▼

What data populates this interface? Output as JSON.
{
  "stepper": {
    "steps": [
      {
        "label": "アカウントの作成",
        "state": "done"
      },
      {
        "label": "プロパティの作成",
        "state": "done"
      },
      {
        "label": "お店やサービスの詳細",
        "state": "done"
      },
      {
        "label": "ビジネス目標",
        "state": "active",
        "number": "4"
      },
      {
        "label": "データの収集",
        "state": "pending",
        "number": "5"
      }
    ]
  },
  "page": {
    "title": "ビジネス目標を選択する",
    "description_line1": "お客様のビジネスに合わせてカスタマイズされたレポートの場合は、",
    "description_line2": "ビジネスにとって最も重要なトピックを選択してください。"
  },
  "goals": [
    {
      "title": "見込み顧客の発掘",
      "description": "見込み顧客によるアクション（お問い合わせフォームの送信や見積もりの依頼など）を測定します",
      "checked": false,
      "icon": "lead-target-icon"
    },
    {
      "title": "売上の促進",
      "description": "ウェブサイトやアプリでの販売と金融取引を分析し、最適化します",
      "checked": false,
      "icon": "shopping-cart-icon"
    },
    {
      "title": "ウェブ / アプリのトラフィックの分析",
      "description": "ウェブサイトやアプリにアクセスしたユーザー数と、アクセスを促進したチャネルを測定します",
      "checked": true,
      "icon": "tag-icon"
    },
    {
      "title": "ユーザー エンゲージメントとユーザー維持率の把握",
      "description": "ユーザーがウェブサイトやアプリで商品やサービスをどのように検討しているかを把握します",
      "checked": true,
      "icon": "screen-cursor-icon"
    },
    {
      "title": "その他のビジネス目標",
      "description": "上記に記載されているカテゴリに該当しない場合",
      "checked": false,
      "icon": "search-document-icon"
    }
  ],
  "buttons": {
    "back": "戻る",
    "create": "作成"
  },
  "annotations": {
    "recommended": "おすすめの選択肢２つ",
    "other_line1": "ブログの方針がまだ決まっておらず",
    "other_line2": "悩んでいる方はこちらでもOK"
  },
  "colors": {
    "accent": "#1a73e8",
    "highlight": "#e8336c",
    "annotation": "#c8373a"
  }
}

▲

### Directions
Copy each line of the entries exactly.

### Written answer
What data populates this interface? Output as JSON.
{
  "stepper": {
    "steps": [
      {
        "label": "アカウントの作成",
        "state": "done"
      },
      {
        "label": "プロパティの作成",
        "state": "done"
      },
      {
        "label": "お店やサービスの詳細",
        "state": "done"
      },
      {
        "label": "ビジネス目標",
        "state": "active",
        "number": "4"
      },
      {
        "label": "データの収集",
        "state": "pending",
        "number": "5"
      }
    ]
  },
  "page": {
    "title": "ビジネス目標を選択する",
    "description_line1": "お客様のビジネスに合わせてカスタマイズされたレポートの場合は、",
    "description_line2": "ビジネスにとって最も重要なトピックを選択してください。"
  },
  "goals": [
    {
      "title": "見込み顧客の発掘",
      "description": "見込み顧客によるアクション（お問い合わせフォームの送信や見積もりの依頼など）を測定します",
      "checked": false,
      "icon": "lead-target-icon"
    },
    {
      "title": "売上の促進",
      "description": "ウェブサイトやアプリでの販売と金融取引を分析し、最適化します",
      "checked": false,
      "icon": "shopping-cart-icon"
    },
    {
      "title": "ウェブ / アプリのトラフィックの分析",
      "description": "ウェブサイトやアプリにアクセスしたユーザー数と、アクセスを促進したチャネルを測定します",
      "checked": true,
      "icon": "tag-icon"
    },
    {
      "title": "ユーザー エンゲージメントとユーザー維持率の把握",
      "description": "ユーザーがウェブサイトやアプリで商品やサービスをどのように検討しているかを把握します",
      "checked": true,
      "icon": "screen-cursor-icon"
    },
    {
      "title": "その他のビジネス目標",
      "description": "上記に記載されているカテゴリに該当しない場合",
      "checked": false,
      "icon": "search-document-icon"
    }
  ],
  "buttons": {
    "back": "戻る",
    "create": "作成"
  },
  "annotations": {
    "recommended": "おすすめの選択肢２つ",
    "other_line1": "ブログの方針がまだ決まっておらず",
    "other_line2": "悩んでいる方はこちらでもOK"
  },
  "colors": {
    "accent": "#1a73e8",
    "highlight": "#e8336c",
    "annotation": "#c8373a"
  }
}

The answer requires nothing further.